━━━ SOURCE MATERIAL ━━━

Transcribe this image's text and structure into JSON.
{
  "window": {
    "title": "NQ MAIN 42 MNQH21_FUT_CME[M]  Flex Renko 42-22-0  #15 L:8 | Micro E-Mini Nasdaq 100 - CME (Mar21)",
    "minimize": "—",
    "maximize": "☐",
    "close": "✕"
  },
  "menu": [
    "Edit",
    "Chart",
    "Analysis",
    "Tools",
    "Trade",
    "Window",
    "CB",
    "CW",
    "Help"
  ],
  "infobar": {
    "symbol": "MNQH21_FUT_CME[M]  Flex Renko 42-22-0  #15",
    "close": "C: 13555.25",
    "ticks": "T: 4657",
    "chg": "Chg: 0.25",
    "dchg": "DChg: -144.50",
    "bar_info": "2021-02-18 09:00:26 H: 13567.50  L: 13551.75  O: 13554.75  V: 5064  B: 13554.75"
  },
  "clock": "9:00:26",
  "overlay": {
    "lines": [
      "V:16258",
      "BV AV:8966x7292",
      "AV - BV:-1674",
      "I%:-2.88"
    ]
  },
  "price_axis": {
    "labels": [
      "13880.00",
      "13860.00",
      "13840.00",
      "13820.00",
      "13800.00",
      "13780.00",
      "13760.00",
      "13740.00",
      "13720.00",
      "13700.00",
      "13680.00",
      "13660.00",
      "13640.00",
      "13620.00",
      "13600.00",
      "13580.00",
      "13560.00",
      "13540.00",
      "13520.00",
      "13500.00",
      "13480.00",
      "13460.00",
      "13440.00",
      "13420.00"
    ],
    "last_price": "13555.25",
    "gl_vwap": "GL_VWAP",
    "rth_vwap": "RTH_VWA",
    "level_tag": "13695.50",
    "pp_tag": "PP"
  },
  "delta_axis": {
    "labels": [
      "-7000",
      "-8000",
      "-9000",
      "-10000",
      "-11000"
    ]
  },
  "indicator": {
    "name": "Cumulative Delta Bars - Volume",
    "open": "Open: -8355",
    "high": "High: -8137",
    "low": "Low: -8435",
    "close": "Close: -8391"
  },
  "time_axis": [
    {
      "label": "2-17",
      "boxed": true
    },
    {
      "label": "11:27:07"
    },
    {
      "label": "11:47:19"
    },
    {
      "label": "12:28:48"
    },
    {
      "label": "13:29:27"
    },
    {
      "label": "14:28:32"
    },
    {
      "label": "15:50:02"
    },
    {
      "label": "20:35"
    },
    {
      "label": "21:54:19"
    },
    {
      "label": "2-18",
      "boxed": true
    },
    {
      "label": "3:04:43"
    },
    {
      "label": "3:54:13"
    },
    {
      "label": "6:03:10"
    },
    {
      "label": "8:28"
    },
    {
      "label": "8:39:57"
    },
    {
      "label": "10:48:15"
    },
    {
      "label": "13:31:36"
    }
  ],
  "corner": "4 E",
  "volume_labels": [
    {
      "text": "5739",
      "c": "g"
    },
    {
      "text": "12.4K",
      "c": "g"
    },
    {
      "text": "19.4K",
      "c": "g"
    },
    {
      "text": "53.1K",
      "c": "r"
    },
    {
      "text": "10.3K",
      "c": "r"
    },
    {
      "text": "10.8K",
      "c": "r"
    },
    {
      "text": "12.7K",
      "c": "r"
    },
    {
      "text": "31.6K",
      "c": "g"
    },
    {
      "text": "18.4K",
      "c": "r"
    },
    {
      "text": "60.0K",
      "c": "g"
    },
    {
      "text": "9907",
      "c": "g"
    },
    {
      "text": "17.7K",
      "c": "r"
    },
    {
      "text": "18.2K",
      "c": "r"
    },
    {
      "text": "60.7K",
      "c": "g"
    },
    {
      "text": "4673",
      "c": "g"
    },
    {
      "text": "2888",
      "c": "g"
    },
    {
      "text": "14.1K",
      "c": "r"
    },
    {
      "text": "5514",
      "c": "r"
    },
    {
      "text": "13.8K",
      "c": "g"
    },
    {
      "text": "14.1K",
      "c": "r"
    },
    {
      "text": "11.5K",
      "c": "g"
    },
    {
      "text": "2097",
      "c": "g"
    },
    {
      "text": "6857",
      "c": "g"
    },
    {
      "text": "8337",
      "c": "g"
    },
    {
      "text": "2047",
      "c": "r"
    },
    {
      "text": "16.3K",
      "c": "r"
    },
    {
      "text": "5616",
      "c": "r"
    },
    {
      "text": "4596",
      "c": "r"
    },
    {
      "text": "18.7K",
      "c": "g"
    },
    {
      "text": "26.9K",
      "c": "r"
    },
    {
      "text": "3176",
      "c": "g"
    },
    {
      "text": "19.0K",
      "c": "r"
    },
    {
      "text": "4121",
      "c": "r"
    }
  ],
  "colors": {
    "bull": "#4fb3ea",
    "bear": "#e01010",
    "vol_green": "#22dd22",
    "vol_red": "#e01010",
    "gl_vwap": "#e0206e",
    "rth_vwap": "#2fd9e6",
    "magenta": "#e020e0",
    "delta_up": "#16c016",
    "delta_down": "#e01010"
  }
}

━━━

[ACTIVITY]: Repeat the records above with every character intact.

[ANSWER SECTION]:
Transcribe this image's text and structure into JSON.
{
  "window": {
    "title": "NQ MAIN 42 MNQH21_FUT_CME[M]  Flex Renko 42-22-0  #15 L:8 | Micro E-Mini Nasdaq 100 - CME (Mar21)",
    "minimize": "—",
    "maximize": "☐",
    "close": "✕"
  },
  "menu": [
    "Edit",
    "Chart",
    "Analysis",
    "Tools",
    "Trade",
    "Window",
    "CB",
    "CW",
    "Help"
  ],
  "infobar": {
    "symbol": "MNQH21_FUT_CME[M]  Flex Renko 42-22-0  #15",
    "close": "C: 13555.25",
    "ticks": "T: 4657",
    "chg": "Chg: 0.25",
    "dchg": "DChg: -144.50",
    "bar_info": "2021-02-18 09:00:26 H: 13567.50  L: 13551.75  O: 13554.75  V: 5064  B: 13554.75"
  },
  "clock": "9:00:26",
  "overlay": {
    "lines": [
      "V:16258",
      "BV AV:8966x7292",
      "AV - BV:-1674",
      "I%:-2.88"
    ]
  },
  "price_axis": {
    "labels": [
      "13880.00",
      "13860.00",
      "13840.00",
      "13820.00",
      "13800.00",
      "13780.00",
      "13760.00",
      "13740.00",
      "13720.00",
      "13700.00",
      "13680.00",
      "13660.00",
      "13640.00",
      "13620.00",
      "13600.00",
      "13580.00",
      "13560.00",
      "13540.00",
      "13520.00",
      "13500.00",
      "13480.00",
      "13460.00",
      "13440.00",
      "13420.00"
    ],
    "last_price": "13555.25",
    "gl_vwap": "GL_VWAP",
    "rth_vwap": "RTH_VWA",
    "level_tag": "13695.50",
    "pp_tag": "PP"
  },
  "delta_axis": {
    "labels": [
      "-7000",
      "-8000",
      "-9000",
      "-10000",
      "-11000"
    ]
  },
  "indicator": {
    "name": "Cumulative Delta Bars - Volume",
    "open": "Open: -8355",
    "high": "High: -8137",
    "low": "Low: -8435",
    "close": "Close: -8391"
  },
  "time_axis": [
    {
      "label": "2-17",
      "boxed": true
    },
    {
      "label": "11:27:07"
    },
    {
      "label": "11:47:19"
    },
    {
      "label": "12:28:48"
    },
    {
      "label": "13:29:27"
    },
    {
      "label": "14:28:32"
    },
    {
      "label": "15:50:02"
    },
    {
      "label": "20:35"
    },
    {
      "label": "21:54:19"
    },
    {
      "label": "2-18",
      "boxed": true
    },
    {
      "label": "3:04:43"
    },
    {
      "label": "3:54:13"
    },
    {
      "label": "6:03:10"
    },
    {
      "label": "8:28"
    },
    {
      "label": "8:39:57"
    },
    {
      "label": "10:48:15"
    },
    {
      "label": "13:31:36"
    }
  ],
  "corner": "4 E",
  "volume_labels": [
    {
      "text": "5739",
      "c": "g"
    },
    {
      "text": "12.4K",
      "c": "g"
    },
    {
      "text": "19.4K",
      "c": "g"
    },
    {
      "text": "53.1K",
      "c": "r"
    },
    {
      "text": "10.3K",
      "c": "r"
    },
    {
      "text": "10.8K",
      "c": "r"
    },
    {
      "text": "12.7K",
      "c": "r"
    },
    {
      "text": "31.6K",
      "c": "g"
    },
    {
      "text": "18.4K",
      "c": "r"
    },
    {
      "text": "60.0K",
      "c": "g"
    },
    {
      "text": "9907",
      "c": "g"
    },
    {
      "text": "17.7K",
      "c": "r"
    },
    {
      "text": "18.2K",
      "c": "r"
    },
    {
      "text": "60.7K",
      "c": "g"
    },
    {
      "text": "4673",
      "c": "g"
    },
    {
      "text": "2888",
      "c": "g"
    },
    {
      "text": "14.1K",
      "c": "r"
    },
    {
      "text": "5514",
      "c": "r"
    },
    {
      "text": "13.8K",
      "c": "g"
    },
    {
      "text": "14.1K",
      "c": "r"
    },
    {
      "text": "11.5K",
      "c": "g"
    },
    {
      "text": "2097",
      "c": "g"
    },
    {
      "text": "6857",
      "c": "g"
    },
    {
      "text": "8337",
      "c": "g"
    },
    {
      "text": "2047",
      "c": "r"
    },
    {
      "text": "16.3K",
      "c": "r"
    },
    {
      "text": "5616",
      "c": "r"
    },
    {
      "text": "4596",
      "c": "r"
    },
    {
      "text": "18.7K",
      "c": "g"
    },
    {
      "text": "26.9K",
      "c": "r"
    },
    {
      "text": "3176",
      "c": "g"
    },
    {
      "text": "19.0K",
      "c": "r"
    },
    {
      "text": "4121",
      "c": "r"
    }
  ],
  "colors": {
    "bull": "#4fb3ea",
    "bear": "#e01010",
    "vol_green": "#22dd22",
    "vol_red": "#e01010",
    "gl_vwap": "#e0206e",
    "rth_vwap": "#2fd9e6",
    "magenta": "#e020e0",
    "delta_up": "#16c016",
    "delta_down": "#e01010"
  }
}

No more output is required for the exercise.